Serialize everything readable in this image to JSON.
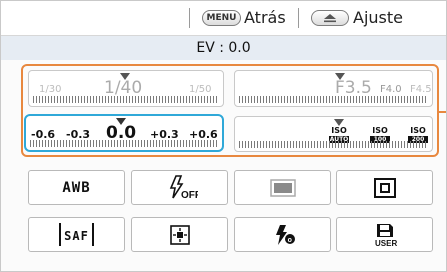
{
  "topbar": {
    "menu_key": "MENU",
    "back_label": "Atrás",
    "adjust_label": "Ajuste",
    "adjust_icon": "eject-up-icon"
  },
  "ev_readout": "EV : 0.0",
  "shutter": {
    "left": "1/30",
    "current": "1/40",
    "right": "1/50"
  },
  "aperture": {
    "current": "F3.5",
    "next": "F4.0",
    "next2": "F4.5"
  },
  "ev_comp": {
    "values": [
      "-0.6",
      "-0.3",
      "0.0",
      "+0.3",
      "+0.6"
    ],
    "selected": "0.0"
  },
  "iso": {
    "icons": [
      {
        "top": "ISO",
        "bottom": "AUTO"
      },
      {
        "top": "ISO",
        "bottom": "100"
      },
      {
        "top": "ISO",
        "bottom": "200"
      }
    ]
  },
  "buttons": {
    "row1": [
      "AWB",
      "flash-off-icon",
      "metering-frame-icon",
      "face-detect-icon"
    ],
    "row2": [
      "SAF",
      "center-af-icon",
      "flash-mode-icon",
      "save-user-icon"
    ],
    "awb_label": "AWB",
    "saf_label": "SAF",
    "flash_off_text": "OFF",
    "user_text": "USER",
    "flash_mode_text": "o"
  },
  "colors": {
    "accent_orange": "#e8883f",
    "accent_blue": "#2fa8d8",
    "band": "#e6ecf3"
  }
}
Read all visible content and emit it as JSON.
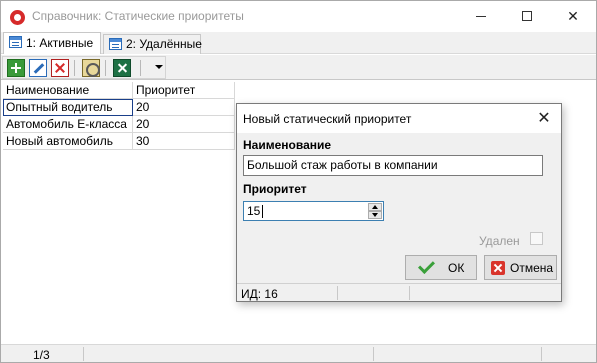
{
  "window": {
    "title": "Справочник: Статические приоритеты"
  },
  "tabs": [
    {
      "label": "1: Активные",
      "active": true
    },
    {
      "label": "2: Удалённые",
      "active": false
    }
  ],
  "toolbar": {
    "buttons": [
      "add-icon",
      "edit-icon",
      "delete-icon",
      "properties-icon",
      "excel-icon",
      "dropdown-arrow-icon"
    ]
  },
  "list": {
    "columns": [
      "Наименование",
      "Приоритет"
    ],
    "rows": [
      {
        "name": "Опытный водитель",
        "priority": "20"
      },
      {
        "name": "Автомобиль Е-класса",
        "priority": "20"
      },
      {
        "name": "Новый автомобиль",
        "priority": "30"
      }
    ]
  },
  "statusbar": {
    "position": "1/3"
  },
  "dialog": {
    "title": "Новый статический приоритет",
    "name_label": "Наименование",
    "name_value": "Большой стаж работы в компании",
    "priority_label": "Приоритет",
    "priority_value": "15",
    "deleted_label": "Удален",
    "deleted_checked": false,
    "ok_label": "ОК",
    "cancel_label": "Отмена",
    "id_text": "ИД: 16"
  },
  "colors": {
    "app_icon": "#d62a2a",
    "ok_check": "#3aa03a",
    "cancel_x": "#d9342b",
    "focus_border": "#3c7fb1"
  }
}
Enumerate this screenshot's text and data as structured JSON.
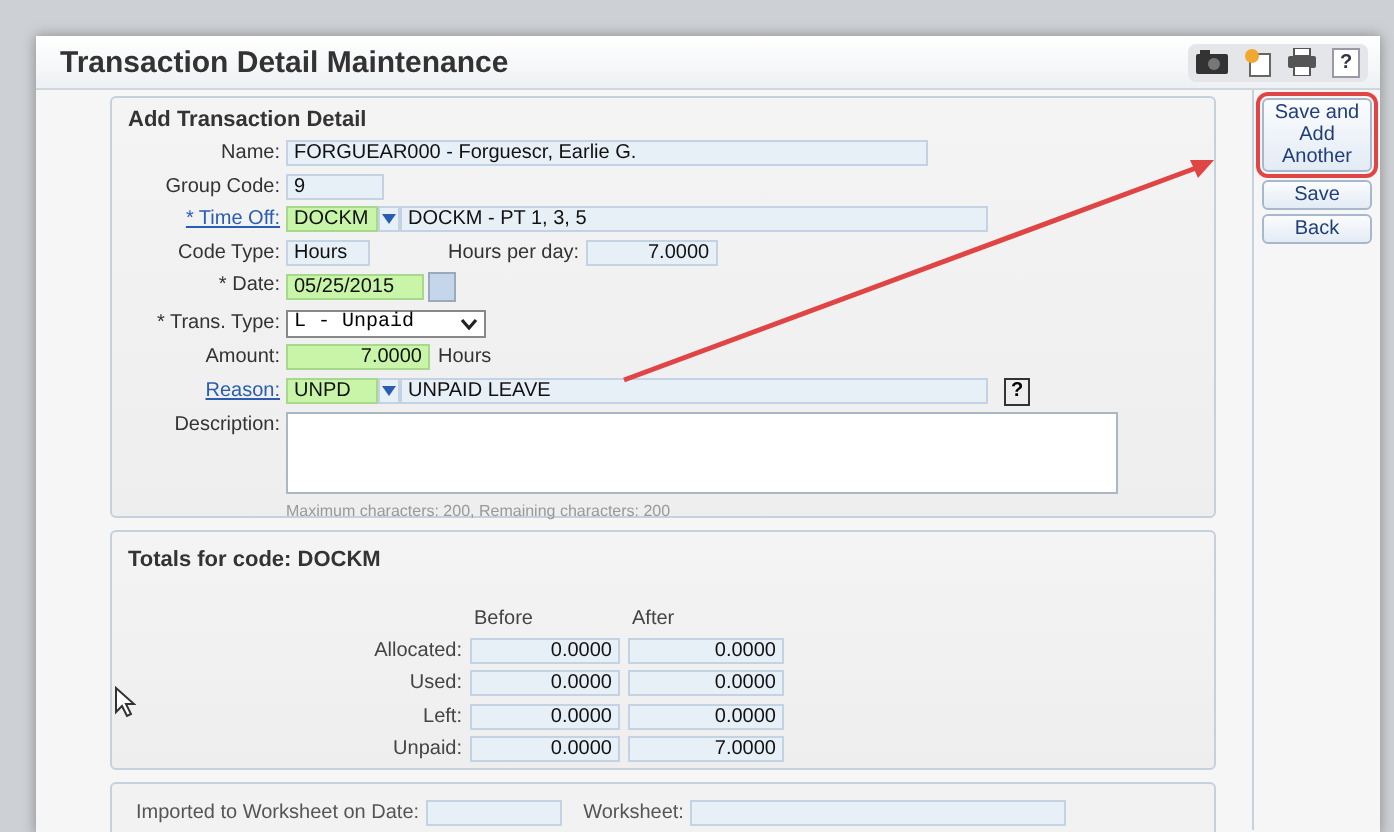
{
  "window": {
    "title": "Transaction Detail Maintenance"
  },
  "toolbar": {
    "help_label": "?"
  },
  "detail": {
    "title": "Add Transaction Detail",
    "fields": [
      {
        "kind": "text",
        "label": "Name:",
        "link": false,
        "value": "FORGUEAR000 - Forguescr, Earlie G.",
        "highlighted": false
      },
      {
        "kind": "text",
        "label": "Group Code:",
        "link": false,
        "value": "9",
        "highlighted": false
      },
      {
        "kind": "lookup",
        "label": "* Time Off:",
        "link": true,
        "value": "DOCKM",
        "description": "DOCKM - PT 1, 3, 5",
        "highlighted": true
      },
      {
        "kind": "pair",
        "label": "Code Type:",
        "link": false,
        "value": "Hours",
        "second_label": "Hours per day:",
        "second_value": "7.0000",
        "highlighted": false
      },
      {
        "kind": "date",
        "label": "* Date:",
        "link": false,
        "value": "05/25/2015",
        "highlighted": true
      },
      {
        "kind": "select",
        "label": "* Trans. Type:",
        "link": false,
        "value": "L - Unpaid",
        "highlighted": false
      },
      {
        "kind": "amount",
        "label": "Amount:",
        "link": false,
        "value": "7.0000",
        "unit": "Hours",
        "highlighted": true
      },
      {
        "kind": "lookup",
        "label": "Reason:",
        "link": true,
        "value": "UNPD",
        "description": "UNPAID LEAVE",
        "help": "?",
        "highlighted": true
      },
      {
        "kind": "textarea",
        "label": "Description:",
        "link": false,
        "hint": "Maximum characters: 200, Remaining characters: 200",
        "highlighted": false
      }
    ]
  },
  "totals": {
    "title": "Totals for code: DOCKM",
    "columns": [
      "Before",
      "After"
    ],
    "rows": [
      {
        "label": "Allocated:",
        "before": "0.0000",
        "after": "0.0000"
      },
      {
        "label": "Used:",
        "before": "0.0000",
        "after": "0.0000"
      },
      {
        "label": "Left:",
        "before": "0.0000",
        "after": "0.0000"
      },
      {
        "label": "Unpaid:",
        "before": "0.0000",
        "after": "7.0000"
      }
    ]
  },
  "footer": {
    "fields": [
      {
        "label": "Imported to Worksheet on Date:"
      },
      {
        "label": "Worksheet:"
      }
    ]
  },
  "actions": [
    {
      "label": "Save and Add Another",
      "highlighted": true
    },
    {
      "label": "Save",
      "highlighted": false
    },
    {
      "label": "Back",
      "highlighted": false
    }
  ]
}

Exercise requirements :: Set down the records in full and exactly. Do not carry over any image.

Response for this exercise ::
Serialize everything readable in this image to JSON.
{
  "topbar": {
    "menu_key": "MENU",
    "back_label": "Atrás",
    "adjust_label": "Ajuste",
    "adjust_icon": "eject-up-icon"
  },
  "ev_readout": "EV : 0.0",
  "shutter": {
    "left": "1/30",
    "current": "1/40",
    "right": "1/50"
  },
  "aperture": {
    "current": "F3.5",
    "next": "F4.0",
    "next2": "F4.5"
  },
  "ev_comp": {
    "values": [
      "-0.6",
      "-0.3",
      "0.0",
      "+0.3",
      "+0.6"
    ],
    "selected": "0.0"
  },
  "iso": {
    "icons": [
      {
        "top": "ISO",
        "bottom": "AUTO"
      },
      {
        "top": "ISO",
        "bottom": "100"
      },
      {
        "top": "ISO",
        "bottom": "200"
      }
    ]
  },
  "buttons": {
    "row1": [
      "AWB",
      "flash-off-icon",
      "metering-frame-icon",
      "face-detect-icon"
    ],
    "row2": [
      "SAF",
      "center-af-icon",
      "flash-mode-icon",
      "save-user-icon"
    ],
    "awb_label": "AWB",
    "saf_label": "SAF",
    "flash_off_text": "OFF",
    "user_text": "USER",
    "flash_mode_text": "o"
  },
  "colors": {
    "accent_orange": "#e8883f",
    "accent_blue": "#2fa8d8",
    "band": "#e6ecf3"
  }
}
Read all visible content and emit it as JSON.
{
  "window": {
    "title": "Справочник: Статические приоритеты"
  },
  "tabs": [
    {
      "label": "1: Активные",
      "active": true
    },
    {
      "label": "2: Удалённые",
      "active": false
    }
  ],
  "toolbar": {
    "buttons": [
      "add-icon",
      "edit-icon",
      "delete-icon",
      "properties-icon",
      "excel-icon",
      "dropdown-arrow-icon"
    ]
  },
  "list": {
    "columns": [
      "Наименование",
      "Приоритет"
    ],
    "rows": [
      {
        "name": "Опытный водитель",
        "priority": "20"
      },
      {
        "name": "Автомобиль Е-класса",
        "priority": "20"
      },
      {
        "name": "Новый автомобиль",
        "priority": "30"
      }
    ]
  },
  "statusbar": {
    "position": "1/3"
  },
  "dialog": {
    "title": "Новый статический приоритет",
    "name_label": "Наименование",
    "name_value": "Большой стаж работы в компании",
    "priority_label": "Приоритет",
    "priority_value": "15",
    "deleted_label": "Удален",
    "deleted_checked": false,
    "ok_label": "ОК",
    "cancel_label": "Отмена",
    "id_text": "ИД: 16"
  },
  "colors": {
    "app_icon": "#d62a2a",
    "ok_check": "#3aa03a",
    "cancel_x": "#d9342b",
    "focus_border": "#3c7fb1"
  }
}
Enumerate this screenshot's text and data as structured JSON.
{
  "window": {
    "title": "Transaction Detail Maintenance"
  },
  "toolbar": {
    "help_label": "?"
  },
  "detail": {
    "title": "Add Transaction Detail",
    "fields": [
      {
        "kind": "text",
        "label": "Name:",
        "link": false,
        "value": "FORGUEAR000 - Forguescr, Earlie G.",
        "highlighted": false
      },
      {
        "kind": "text",
        "label": "Group Code:",
        "link": false,
        "value": "9",
        "highlighted": false
      },
      {
        "kind": "lookup",
        "label": "* Time Off:",
        "link": true,
        "value": "DOCKM",
        "description": "DOCKM - PT 1, 3, 5",
        "highlighted": true
      },
      {
        "kind": "pair",
        "label": "Code Type:",
        "link": false,
        "value": "Hours",
        "second_label": "Hours per day:",
        "second_value": "7.0000",
        "highlighted": false
      },
      {
        "kind": "date",
        "label": "* Date:",
        "link": false,
        "value": "05/25/2015",
        "highlighted": true
      },
      {
        "kind": "select",
        "label": "* Trans. Type:",
        "link": false,
        "value": "L - Unpaid",
        "highlighted": false
      },
      {
        "kind": "amount",
        "label": "Amount:",
        "link": false,
        "value": "7.0000",
        "unit": "Hours",
        "highlighted": true
      },
      {
        "kind": "lookup",
        "label": "Reason:",
        "link": true,
        "value": "UNPD",
        "description": "UNPAID LEAVE",
        "help": "?",
        "highlighted": true
      },
      {
        "kind": "textarea",
        "label": "Description:",
        "link": false,
        "hint": "Maximum characters: 200, Remaining characters: 200",
        "highlighted": false
      }
    ]
  },
  "totals": {
    "title": "Totals for code: DOCKM",
    "columns": [
      "Before",
      "After"
    ],
    "rows": [
      {
        "label": "Allocated:",
        "before": "0.0000",
        "after": "0.0000"
      },
      {
        "label": "Used:",
        "before": "0.0000",
        "after": "0.0000"
      },
      {
        "label": "Left:",
        "before": "0.0000",
        "after": "0.0000"
      },
      {
        "label": "Unpaid:",
        "before": "0.0000",
        "after": "7.0000"
      }
    ]
  },
  "footer": {
    "fields": [
      {
        "label": "Imported to Worksheet on Date:"
      },
      {
        "label": "Worksheet:"
      }
    ]
  },
  "actions": [
    {
      "label": "Save and Add Another",
      "highlighted": true
    },
    {
      "label": "Save",
      "highlighted": false
    },
    {
      "label": "Back",
      "highlighted": false
    }
  ]
}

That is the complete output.